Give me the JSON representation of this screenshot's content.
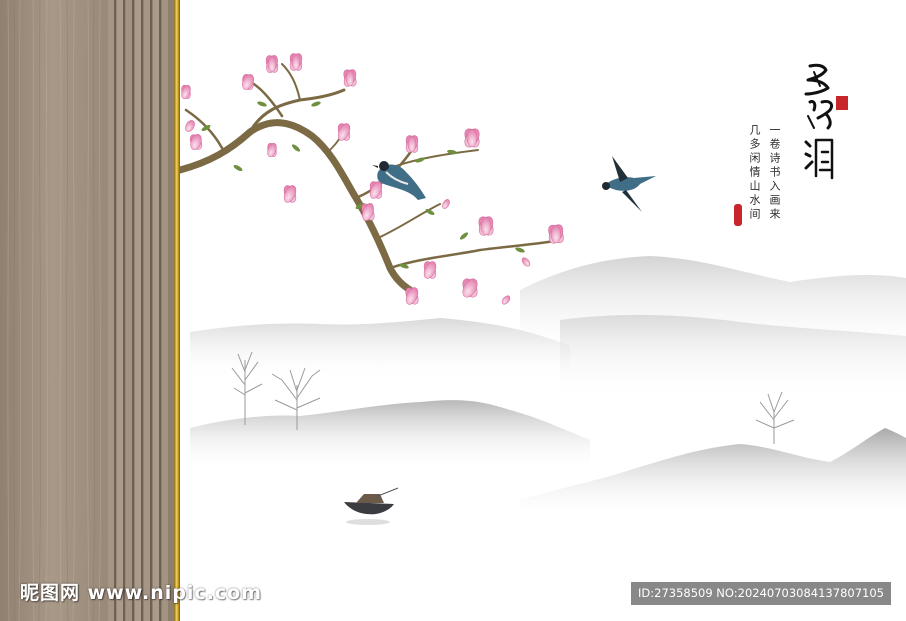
{
  "artwork": {
    "calligraphy_title": "鳥鳴澗",
    "poem_lines": [
      "一卷诗书入画来",
      "几多闲情山水间"
    ],
    "colors": {
      "wood": "#9c8c7c",
      "gold_trim": "#d8b23a",
      "blossom": "#e98bb6",
      "bird": "#3f6e86",
      "mist_mountain": "#c9c9c9",
      "seal_red": "#c8262a"
    }
  },
  "watermark": {
    "text": "昵图网 www.nipic.com",
    "id_line": "ID:27358509 NO:20240703084137807105"
  }
}
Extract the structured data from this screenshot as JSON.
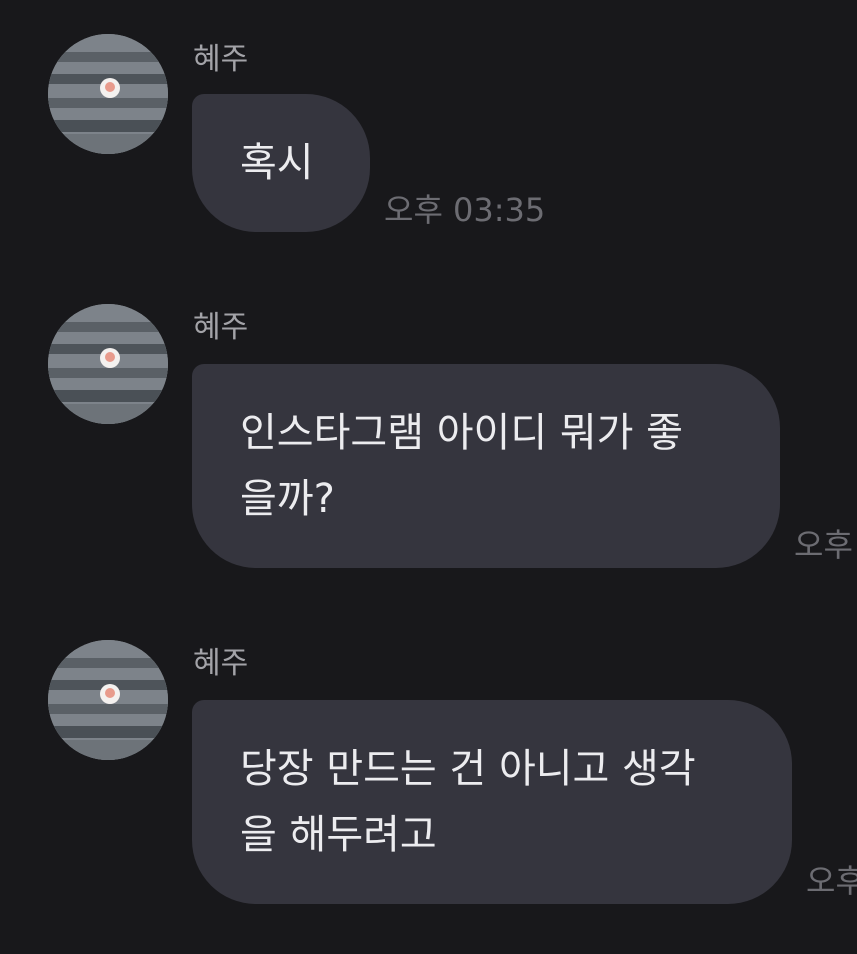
{
  "messages": [
    {
      "sender": "혜주",
      "avatar": "profile-photo",
      "text": "혹시",
      "time": "오후 03:35"
    },
    {
      "sender": "혜주",
      "avatar": "profile-photo",
      "text": "인스타그램 아이디 뭐가 좋\n을까?",
      "time": "오후"
    },
    {
      "sender": "혜주",
      "avatar": "profile-photo",
      "text": "당장 만드는 건 아니고 생각\n을 해두려고",
      "time": "오후"
    }
  ],
  "colors": {
    "background": "#18181b",
    "bubble": "#35353e",
    "bubble_text": "#ececef",
    "sender_text": "#a3a3a8",
    "time_text": "#6c6c72"
  }
}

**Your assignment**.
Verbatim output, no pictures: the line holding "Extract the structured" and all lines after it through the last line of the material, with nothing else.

**Output of the exercise**.
Extract the structured data from this screenshot as JSON.
{
  "messages": [
    {
      "sender": "혜주",
      "avatar": "profile-photo",
      "text": "혹시",
      "time": "오후 03:35"
    },
    {
      "sender": "혜주",
      "avatar": "profile-photo",
      "text": "인스타그램 아이디 뭐가 좋\n을까?",
      "time": "오후"
    },
    {
      "sender": "혜주",
      "avatar": "profile-photo",
      "text": "당장 만드는 건 아니고 생각\n을 해두려고",
      "time": "오후"
    }
  ],
  "colors": {
    "background": "#18181b",
    "bubble": "#35353e",
    "bubble_text": "#ececef",
    "sender_text": "#a3a3a8",
    "time_text": "#6c6c72"
  }
}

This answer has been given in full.